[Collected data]
===

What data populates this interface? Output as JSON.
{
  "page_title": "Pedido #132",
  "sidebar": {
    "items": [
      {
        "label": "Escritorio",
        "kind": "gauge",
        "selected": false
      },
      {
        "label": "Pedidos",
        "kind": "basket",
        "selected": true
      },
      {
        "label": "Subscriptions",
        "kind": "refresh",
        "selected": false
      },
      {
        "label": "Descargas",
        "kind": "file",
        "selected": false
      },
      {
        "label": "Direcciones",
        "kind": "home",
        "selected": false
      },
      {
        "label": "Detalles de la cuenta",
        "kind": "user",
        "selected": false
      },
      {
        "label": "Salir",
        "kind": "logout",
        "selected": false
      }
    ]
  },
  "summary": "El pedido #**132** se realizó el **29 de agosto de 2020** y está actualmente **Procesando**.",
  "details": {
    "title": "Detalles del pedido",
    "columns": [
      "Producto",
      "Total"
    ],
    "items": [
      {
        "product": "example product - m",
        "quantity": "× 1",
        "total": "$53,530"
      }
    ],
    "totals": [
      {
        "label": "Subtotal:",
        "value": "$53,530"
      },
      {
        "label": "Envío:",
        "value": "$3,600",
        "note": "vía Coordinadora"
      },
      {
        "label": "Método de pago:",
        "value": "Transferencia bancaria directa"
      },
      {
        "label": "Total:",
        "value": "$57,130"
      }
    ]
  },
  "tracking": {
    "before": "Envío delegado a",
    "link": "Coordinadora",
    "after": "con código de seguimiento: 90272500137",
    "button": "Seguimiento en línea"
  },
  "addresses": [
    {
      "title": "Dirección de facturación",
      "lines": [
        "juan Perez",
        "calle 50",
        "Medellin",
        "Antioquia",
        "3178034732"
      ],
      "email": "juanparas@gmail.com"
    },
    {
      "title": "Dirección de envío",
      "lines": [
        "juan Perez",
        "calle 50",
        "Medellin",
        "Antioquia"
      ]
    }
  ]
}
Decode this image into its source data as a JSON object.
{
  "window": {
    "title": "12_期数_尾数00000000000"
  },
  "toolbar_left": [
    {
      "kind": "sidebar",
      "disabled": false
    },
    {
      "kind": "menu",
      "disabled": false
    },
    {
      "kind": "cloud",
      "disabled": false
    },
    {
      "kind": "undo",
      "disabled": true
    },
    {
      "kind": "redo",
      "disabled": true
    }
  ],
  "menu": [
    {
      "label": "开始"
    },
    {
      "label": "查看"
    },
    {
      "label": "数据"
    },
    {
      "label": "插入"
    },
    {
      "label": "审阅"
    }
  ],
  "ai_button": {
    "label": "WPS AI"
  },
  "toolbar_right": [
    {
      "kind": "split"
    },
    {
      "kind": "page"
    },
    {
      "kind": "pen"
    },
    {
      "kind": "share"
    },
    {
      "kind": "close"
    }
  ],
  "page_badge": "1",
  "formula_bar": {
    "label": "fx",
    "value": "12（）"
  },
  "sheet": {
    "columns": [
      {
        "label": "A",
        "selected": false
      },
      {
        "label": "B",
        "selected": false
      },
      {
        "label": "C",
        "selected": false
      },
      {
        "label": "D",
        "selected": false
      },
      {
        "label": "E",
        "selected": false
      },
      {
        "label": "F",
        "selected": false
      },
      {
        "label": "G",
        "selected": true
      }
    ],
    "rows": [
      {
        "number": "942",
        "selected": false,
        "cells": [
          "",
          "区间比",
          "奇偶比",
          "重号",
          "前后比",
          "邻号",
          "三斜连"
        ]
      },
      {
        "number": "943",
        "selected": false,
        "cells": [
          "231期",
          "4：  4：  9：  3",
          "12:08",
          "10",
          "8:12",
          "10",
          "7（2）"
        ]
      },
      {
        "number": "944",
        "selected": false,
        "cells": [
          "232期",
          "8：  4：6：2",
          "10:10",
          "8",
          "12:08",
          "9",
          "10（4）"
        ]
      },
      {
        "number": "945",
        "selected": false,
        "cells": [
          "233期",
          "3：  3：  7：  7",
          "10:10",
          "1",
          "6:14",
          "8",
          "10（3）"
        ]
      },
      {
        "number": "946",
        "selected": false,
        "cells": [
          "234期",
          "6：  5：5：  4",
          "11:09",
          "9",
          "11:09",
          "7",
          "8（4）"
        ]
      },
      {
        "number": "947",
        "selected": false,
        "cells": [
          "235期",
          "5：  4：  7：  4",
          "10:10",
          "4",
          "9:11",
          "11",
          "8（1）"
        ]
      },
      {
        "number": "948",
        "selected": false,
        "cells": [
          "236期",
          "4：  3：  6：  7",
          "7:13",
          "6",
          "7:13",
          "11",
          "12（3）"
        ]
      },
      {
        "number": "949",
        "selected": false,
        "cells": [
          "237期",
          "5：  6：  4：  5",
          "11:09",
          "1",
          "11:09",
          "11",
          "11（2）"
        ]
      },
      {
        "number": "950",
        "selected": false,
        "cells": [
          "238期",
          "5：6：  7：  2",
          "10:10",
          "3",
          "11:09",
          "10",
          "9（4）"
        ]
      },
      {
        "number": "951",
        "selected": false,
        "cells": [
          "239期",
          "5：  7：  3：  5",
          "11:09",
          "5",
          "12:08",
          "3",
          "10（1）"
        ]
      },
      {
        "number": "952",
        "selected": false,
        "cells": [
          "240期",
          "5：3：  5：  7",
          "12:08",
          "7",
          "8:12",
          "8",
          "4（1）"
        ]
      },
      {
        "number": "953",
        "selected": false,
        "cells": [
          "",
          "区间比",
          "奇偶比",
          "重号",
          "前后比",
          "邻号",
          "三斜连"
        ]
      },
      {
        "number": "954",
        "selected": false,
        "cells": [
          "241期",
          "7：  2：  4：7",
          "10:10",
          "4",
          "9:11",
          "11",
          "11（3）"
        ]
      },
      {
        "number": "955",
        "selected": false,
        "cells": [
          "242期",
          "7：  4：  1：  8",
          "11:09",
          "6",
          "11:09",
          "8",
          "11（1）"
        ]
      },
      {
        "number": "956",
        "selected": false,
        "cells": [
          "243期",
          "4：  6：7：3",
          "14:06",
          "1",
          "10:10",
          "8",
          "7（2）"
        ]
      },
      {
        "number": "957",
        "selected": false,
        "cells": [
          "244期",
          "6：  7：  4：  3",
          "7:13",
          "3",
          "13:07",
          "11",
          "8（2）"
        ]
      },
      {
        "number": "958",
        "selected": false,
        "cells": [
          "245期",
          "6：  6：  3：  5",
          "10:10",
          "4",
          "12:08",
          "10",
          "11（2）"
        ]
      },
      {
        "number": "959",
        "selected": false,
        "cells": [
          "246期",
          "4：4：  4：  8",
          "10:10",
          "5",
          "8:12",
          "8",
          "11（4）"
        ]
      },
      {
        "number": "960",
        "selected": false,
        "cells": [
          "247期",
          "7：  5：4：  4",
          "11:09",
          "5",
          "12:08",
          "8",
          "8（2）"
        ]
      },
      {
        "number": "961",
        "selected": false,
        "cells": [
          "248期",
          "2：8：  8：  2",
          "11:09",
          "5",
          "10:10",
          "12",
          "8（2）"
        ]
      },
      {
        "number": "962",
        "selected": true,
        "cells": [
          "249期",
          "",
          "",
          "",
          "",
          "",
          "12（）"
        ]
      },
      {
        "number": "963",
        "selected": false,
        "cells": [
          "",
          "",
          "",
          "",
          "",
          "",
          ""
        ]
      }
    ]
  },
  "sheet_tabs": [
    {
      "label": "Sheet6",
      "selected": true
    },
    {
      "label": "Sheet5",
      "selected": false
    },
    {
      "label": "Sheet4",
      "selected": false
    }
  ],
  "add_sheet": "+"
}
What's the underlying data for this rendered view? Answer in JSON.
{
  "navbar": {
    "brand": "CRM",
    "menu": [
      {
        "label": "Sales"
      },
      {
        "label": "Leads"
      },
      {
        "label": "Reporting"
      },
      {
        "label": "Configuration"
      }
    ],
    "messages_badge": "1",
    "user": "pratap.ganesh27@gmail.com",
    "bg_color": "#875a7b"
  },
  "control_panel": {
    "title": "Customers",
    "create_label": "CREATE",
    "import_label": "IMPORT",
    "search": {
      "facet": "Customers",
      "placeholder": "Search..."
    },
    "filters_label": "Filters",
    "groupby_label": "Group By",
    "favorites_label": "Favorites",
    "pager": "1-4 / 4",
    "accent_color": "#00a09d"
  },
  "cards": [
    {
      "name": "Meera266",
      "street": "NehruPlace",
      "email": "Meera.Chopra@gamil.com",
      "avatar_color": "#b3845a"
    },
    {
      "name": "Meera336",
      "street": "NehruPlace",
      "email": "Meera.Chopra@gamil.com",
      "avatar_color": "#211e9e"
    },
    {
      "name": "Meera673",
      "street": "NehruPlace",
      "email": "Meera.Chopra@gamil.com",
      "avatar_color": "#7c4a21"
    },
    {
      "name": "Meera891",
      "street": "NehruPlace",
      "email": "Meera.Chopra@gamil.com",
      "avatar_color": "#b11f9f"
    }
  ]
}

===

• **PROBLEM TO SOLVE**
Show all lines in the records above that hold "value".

• **ANSWER BOX**
        "value": "$53,530"
        "value": "$3,600",
        "value": "Transferencia bancaria directa"
        "value": "$57,130"
    "value": "12（）"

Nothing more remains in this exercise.